• [Task details]:
Word for word, the records below are to be set down again.

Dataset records
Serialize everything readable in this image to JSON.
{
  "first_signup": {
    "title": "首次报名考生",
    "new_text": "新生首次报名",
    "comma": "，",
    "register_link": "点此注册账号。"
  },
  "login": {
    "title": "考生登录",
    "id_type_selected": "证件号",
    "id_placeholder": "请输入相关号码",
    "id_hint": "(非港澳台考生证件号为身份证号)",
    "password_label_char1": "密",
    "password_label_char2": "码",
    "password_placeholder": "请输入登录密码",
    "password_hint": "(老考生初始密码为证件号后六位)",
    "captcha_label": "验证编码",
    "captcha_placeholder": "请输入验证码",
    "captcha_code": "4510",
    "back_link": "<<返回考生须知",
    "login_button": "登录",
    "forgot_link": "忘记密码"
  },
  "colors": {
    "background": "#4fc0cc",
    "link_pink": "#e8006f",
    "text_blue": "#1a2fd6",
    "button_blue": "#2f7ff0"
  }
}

• [Task solution]:
Serialize everything readable in this image to JSON.
{
  "first_signup": {
    "title": "首次报名考生",
    "new_text": "新生首次报名",
    "comma": "，",
    "register_link": "点此注册账号。"
  },
  "login": {
    "title": "考生登录",
    "id_type_selected": "证件号",
    "id_placeholder": "请输入相关号码",
    "id_hint": "(非港澳台考生证件号为身份证号)",
    "password_label_char1": "密",
    "password_label_char2": "码",
    "password_placeholder": "请输入登录密码",
    "password_hint": "(老考生初始密码为证件号后六位)",
    "captcha_label": "验证编码",
    "captcha_placeholder": "请输入验证码",
    "captcha_code": "4510",
    "back_link": "<<返回考生须知",
    "login_button": "登录",
    "forgot_link": "忘记密码"
  },
  "colors": {
    "background": "#4fc0cc",
    "link_pink": "#e8006f",
    "text_blue": "#1a2fd6",
    "button_blue": "#2f7ff0"
  }
}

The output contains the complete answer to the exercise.